B. Tax health benefits (starting with those over the value of the cheapest plan)
C. Phase in the same system for Medicare
D. Phase out employer based insurance, giving everyone a voucher for the lowest cost plan based on a dedicated tax like a VAT.
Meanwhile in the LA Times, Newt Gingrich, who continues to smell blood in the Palin-infested waters, spouts BS that would destroy any sensible Enthoven-style reform. Apparently in Newt-world a regulated insurance package of standardized benefits is government bureaucracy run amok.
From the (UK) Independent. Real quotes from real people attending the free care in LA this week:
“I had a gastric bypass in 2002, but it went wrong, and stomach acid began rotting my teeth.
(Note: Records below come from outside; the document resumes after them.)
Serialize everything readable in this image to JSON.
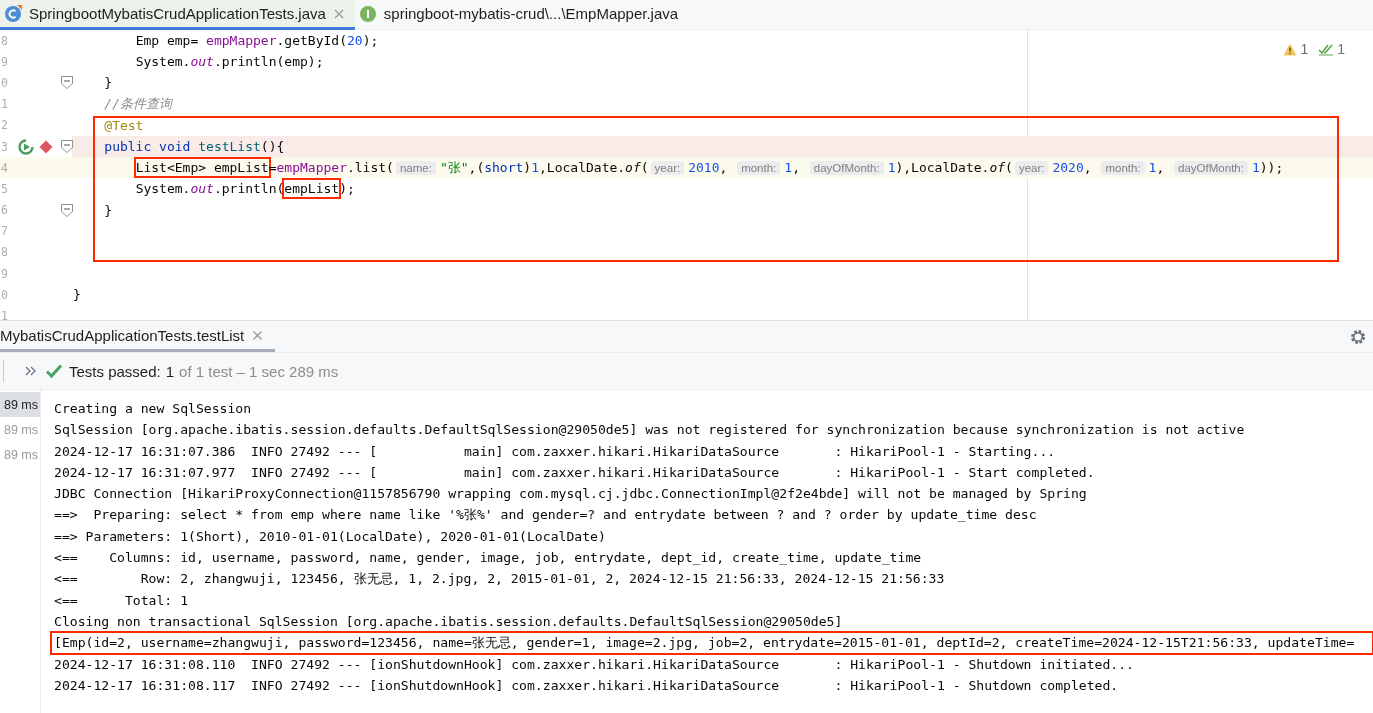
{
  "editor_tabs": [
    {
      "label": "SpringbootMybatisCrudApplicationTests.java",
      "kind": "class",
      "selected": true
    },
    {
      "label": "springboot-mybatis-crud\\...\\EmpMapper.java",
      "kind": "interface",
      "selected": false
    }
  ],
  "editor": {
    "inspections": [
      {
        "kind": "warning",
        "count": "1"
      },
      {
        "kind": "check",
        "count": "1"
      }
    ],
    "blocks": [
      {
        "framed": false,
        "lines": [
          {
            "number": "8",
            "fold": false,
            "breakpoint": false,
            "current": false,
            "tokens": [
              {
                "t": "        Emp emp= ",
                "kind": "plain"
              },
              {
                "t": "empMapper",
                "kind": "field"
              },
              {
                "t": ".getById(",
                "kind": "plain"
              },
              {
                "t": "20",
                "kind": "number"
              },
              {
                "t": ");",
                "kind": "plain"
              }
            ]
          },
          {
            "number": "9",
            "fold": false,
            "breakpoint": false,
            "current": false,
            "tokens": [
              {
                "t": "        System.",
                "kind": "plain"
              },
              {
                "t": "out",
                "kind": "static"
              },
              {
                "t": ".println(emp);",
                "kind": "plain"
              }
            ]
          },
          {
            "number": "0",
            "fold": true,
            "breakpoint": false,
            "current": false,
            "tokens": [
              {
                "t": "    }",
                "kind": "plain"
              }
            ]
          },
          {
            "number": "1",
            "fold": false,
            "breakpoint": false,
            "current": false,
            "tokens": [
              {
                "t": "    //条件查询",
                "kind": "comment"
              }
            ]
          }
        ]
      },
      {
        "framed": true,
        "lines": [
          {
            "number": "2",
            "fold": false,
            "breakpoint": false,
            "current": false,
            "tokens": [
              {
                "t": "    @Test",
                "kind": "annotation"
              }
            ]
          },
          {
            "number": "3",
            "fold": true,
            "breakpoint": true,
            "current": false,
            "tokens": [
              {
                "t": "    public void ",
                "kind": "keyword"
              },
              {
                "t": "testList",
                "kind": "method"
              },
              {
                "t": "(){",
                "kind": "plain"
              }
            ]
          },
          {
            "number": "4",
            "fold": false,
            "breakpoint": false,
            "current": true,
            "tokens": [
              {
                "t": "        List<Emp> empList",
                "kind": "plain",
                "boxed": true
              },
              {
                "t": "=",
                "kind": "plain"
              },
              {
                "t": "empMapper",
                "kind": "field"
              },
              {
                "t": ".list(",
                "kind": "plain"
              },
              {
                "t": "name:",
                "kind": "hint"
              },
              {
                "t": "\"张\"",
                "kind": "string"
              },
              {
                "t": ",(",
                "kind": "plain"
              },
              {
                "t": "short",
                "kind": "keyword"
              },
              {
                "t": ")",
                "kind": "plain"
              },
              {
                "t": "1",
                "kind": "number"
              },
              {
                "t": ",LocalDate.",
                "kind": "plain"
              },
              {
                "t": "of",
                "kind": "italic"
              },
              {
                "t": "(",
                "kind": "plain"
              },
              {
                "t": "year:",
                "kind": "hint"
              },
              {
                "t": "2010",
                "kind": "number"
              },
              {
                "t": ", ",
                "kind": "plain"
              },
              {
                "t": "month:",
                "kind": "hint"
              },
              {
                "t": "1",
                "kind": "number"
              },
              {
                "t": ", ",
                "kind": "plain"
              },
              {
                "t": "dayOfMonth:",
                "kind": "hint"
              },
              {
                "t": "1",
                "kind": "number"
              },
              {
                "t": "),LocalDate.",
                "kind": "plain"
              },
              {
                "t": "of",
                "kind": "italic"
              },
              {
                "t": "(",
                "kind": "plain"
              },
              {
                "t": "year:",
                "kind": "hint"
              },
              {
                "t": "2020",
                "kind": "number"
              },
              {
                "t": ", ",
                "kind": "plain"
              },
              {
                "t": "month:",
                "kind": "hint"
              },
              {
                "t": "1",
                "kind": "number"
              },
              {
                "t": ", ",
                "kind": "plain"
              },
              {
                "t": "dayOfMonth:",
                "kind": "hint"
              },
              {
                "t": "1",
                "kind": "number"
              },
              {
                "t": "));",
                "kind": "plain"
              }
            ]
          },
          {
            "number": "5",
            "fold": false,
            "breakpoint": false,
            "current": false,
            "tokens": [
              {
                "t": "        System.",
                "kind": "plain"
              },
              {
                "t": "out",
                "kind": "static"
              },
              {
                "t": ".println(",
                "kind": "plain"
              },
              {
                "t": "empList",
                "kind": "plain",
                "boxed": true
              },
              {
                "t": ");",
                "kind": "plain"
              }
            ]
          },
          {
            "number": "6",
            "fold": true,
            "breakpoint": false,
            "current": false,
            "tokens": [
              {
                "t": "    }",
                "kind": "plain"
              }
            ]
          },
          {
            "number": "7",
            "fold": false,
            "breakpoint": false,
            "current": false
          },
          {
            "number": "8",
            "fold": false,
            "breakpoint": false,
            "current": false
          }
        ]
      },
      {
        "framed": false,
        "lines": [
          {
            "number": "9",
            "fold": false,
            "breakpoint": false,
            "current": false
          },
          {
            "number": "0",
            "fold": false,
            "breakpoint": false,
            "current": false,
            "tokens": [
              {
                "t": "}",
                "kind": "plain"
              }
            ]
          },
          {
            "number": "1",
            "fold": false,
            "breakpoint": false,
            "current": false
          }
        ]
      }
    ]
  },
  "run_panel": {
    "tab": {
      "label": "MybatisCrudApplicationTests.testList",
      "selected": true
    },
    "status": {
      "label": "Tests passed:",
      "count": "1",
      "detail": "of 1 test – 1 sec 289 ms"
    },
    "timings": [
      {
        "label": "89 ms",
        "selected": true
      },
      {
        "label": "89 ms",
        "selected": false
      },
      {
        "label": "89 ms",
        "selected": false
      }
    ],
    "console": [
      {
        "text": "Creating a new SqlSession",
        "boxed": false
      },
      {
        "text": "SqlSession [org.apache.ibatis.session.defaults.DefaultSqlSession@29050de5] was not registered for synchronization because synchronization is not active",
        "boxed": false
      },
      {
        "text": "2024-12-17 16:31:07.386  INFO 27492 --- [           main] com.zaxxer.hikari.HikariDataSource       : HikariPool-1 - Starting...",
        "boxed": false
      },
      {
        "text": "2024-12-17 16:31:07.977  INFO 27492 --- [           main] com.zaxxer.hikari.HikariDataSource       : HikariPool-1 - Start completed.",
        "boxed": false
      },
      {
        "text": "JDBC Connection [HikariProxyConnection@1157856790 wrapping com.mysql.cj.jdbc.ConnectionImpl@2f2e4bde] will not be managed by Spring",
        "boxed": false
      },
      {
        "text": "==>  Preparing: select * from emp where name like '%张%' and gender=? and entrydate between ? and ? order by update_time desc",
        "boxed": false
      },
      {
        "text": "==> Parameters: 1(Short), 2010-01-01(LocalDate), 2020-01-01(LocalDate)",
        "boxed": false
      },
      {
        "text": "<==    Columns: id, username, password, name, gender, image, job, entrydate, dept_id, create_time, update_time",
        "boxed": false
      },
      {
        "text": "<==        Row: 2, zhangwuji, 123456, 张无忌, 1, 2.jpg, 2, 2015-01-01, 2, 2024-12-15 21:56:33, 2024-12-15 21:56:33",
        "boxed": false
      },
      {
        "text": "<==      Total: 1",
        "boxed": false
      },
      {
        "text": "Closing non transactional SqlSession [org.apache.ibatis.session.defaults.DefaultSqlSession@29050de5]",
        "boxed": false
      },
      {
        "text": "[Emp(id=2, username=zhangwuji, password=123456, name=张无忌, gender=1, image=2.jpg, job=2, entrydate=2015-01-01, deptId=2, createTime=2024-12-15T21:56:33, updateTime=",
        "boxed": true
      },
      {
        "text": "2024-12-17 16:31:08.110  INFO 27492 --- [ionShutdownHook] com.zaxxer.hikari.HikariDataSource       : HikariPool-1 - Shutdown initiated...",
        "boxed": false
      },
      {
        "text": "2024-12-17 16:31:08.117  INFO 27492 --- [ionShutdownHook] com.zaxxer.hikari.HikariDataSource       : HikariPool-1 - Shutdown completed.",
        "boxed": false
      }
    ]
  }
}
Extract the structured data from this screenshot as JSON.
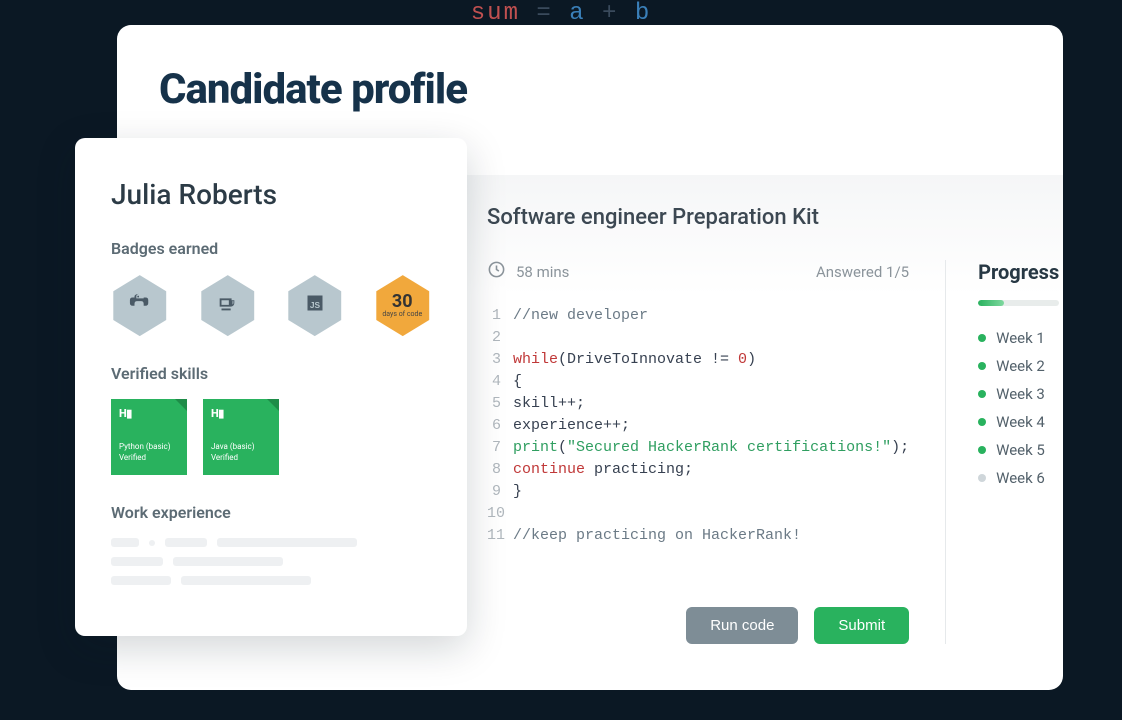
{
  "bg_code": {
    "lhs": "sum",
    "eq": "=",
    "a": "a",
    "plus": "+",
    "b": "b"
  },
  "page_title": "Candidate profile",
  "profile": {
    "name": "Julia Roberts",
    "badges_label": "Badges earned",
    "badge30_num": "30",
    "badge30_sub": "days of code",
    "skills_label": "Verified skills",
    "skills": [
      {
        "logo": "H▮",
        "name": "Python (basic)",
        "verified": "Verified"
      },
      {
        "logo": "H▮",
        "name": "Java (basic)",
        "verified": "Verified"
      }
    ],
    "work_label": "Work experience"
  },
  "prep": {
    "title": "Software engineer Preparation Kit",
    "duration": "58 mins",
    "answered": "Answered 1/5",
    "run_label": "Run code",
    "submit_label": "Submit",
    "code": [
      {
        "n": "1",
        "html": "<span class='tok-comment'>//new developer</span>"
      },
      {
        "n": "2",
        "html": ""
      },
      {
        "n": "3",
        "html": "<span class='tok-kw'>while</span>(DriveToInnovate != <span class='tok-num'>0</span>)"
      },
      {
        "n": "4",
        "html": "{"
      },
      {
        "n": "5",
        "html": "skill++;"
      },
      {
        "n": "6",
        "html": "experience++;"
      },
      {
        "n": "7",
        "html": "<span class='tok-fn'>print</span>(<span class='tok-str'>\"Secured HackerRank certifications!\"</span>);"
      },
      {
        "n": "8",
        "html": "<span class='tok-kw'>continue</span> practicing;"
      },
      {
        "n": "9",
        "html": "}"
      },
      {
        "n": "10",
        "html": ""
      },
      {
        "n": "11",
        "html": "<span class='tok-comment'>//keep practicing on HackerRank!</span>"
      }
    ]
  },
  "progress": {
    "title": "Progress",
    "weeks": [
      {
        "label": "Week 1",
        "done": true
      },
      {
        "label": "Week 2",
        "done": true
      },
      {
        "label": "Week 3",
        "done": true
      },
      {
        "label": "Week 4",
        "done": true
      },
      {
        "label": "Week 5",
        "done": true
      },
      {
        "label": "Week 6",
        "done": false
      }
    ]
  }
}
I’ve had several jobs since, but none with medical insurance, so I’ve not been able to see a dentist to get it fixed,” she told The Independent. “I’ve not been able to chew food for as long as I can remember. I’ve been living on soup, and noodles, and blending meals in a food mixer. I’m in constant pain. Normally, it would cost $5,000 to fix it. So if I have to wait a week to get treated for free, I’ll do it. This will change my life.”
She works for a major supermarket chain but can’t afford the $200 a month that would be deducted from her salary for insurance. “It’s a simple choice: pay my rent, or pay my healthcare. What am I supposed to do?” she asked. “I’m one of the working poor: people who do work but can’t afford healthcare and are ineligible for any free healthcare or assistance. I can’t remember the last time I saw a doctor.”
“You’d think, with the money in this country, that we’d be able to look after people’s health properly,” she said. “But the truth is that the rich, and the insurance firms, just don’t realise what we are going through, or simply don’t care. Look around this room and tell me that America’s healthcare don’t need fixing.”
It’s about time we had a fun Kaiser Permanente scandal, as it’s been a while, and it appears that they’re having some influence on the side of the angels in DC these days. And tracking vis HISTalk apparently there is one. You can wonder over to this blog to get the full rhetoric but basically it comes down to KP being sued by a former relatively senior techie in the Northern California region who has had a big time falling out with his boss.He has three main accusations.
1. KP kept a registry of dementia patients on an open internal network2. KP employees were dumping personally identified data in the trash3. KP was and is not tracking deductibles and was forcing their members to count up to them—presumably costing their members money for those who were paying cash when they’d already met their deductible.
Today Stephen Hawking gets the Presidential Medal of Freedom. Not bad for a guy the British NHS had its “death panel” kill off in the 1960s. Meanwhile the real star of the day is not the guy who was on Canadian TV yesterday, but instead it’s The New Republic health care guru (and blogger at The Treatment) Jon Cohn who was just great on the Colbert —even revealing to Colbert that his insurance policy included death panels too. Colbert of course thought that this meant he could have his staff put to death.
TV is fascinated by my views on American health reform. Well not American TV (you have to be called Michael Cannon to get on American TV).
Following my record-setting appearance on France 24 TV (record was fewest every viewers for a news show), today I’m going to be on CBC News. That’s CBC as in Canada. I think you can find it here and I should be on at 11.15 PST or 2.15 EST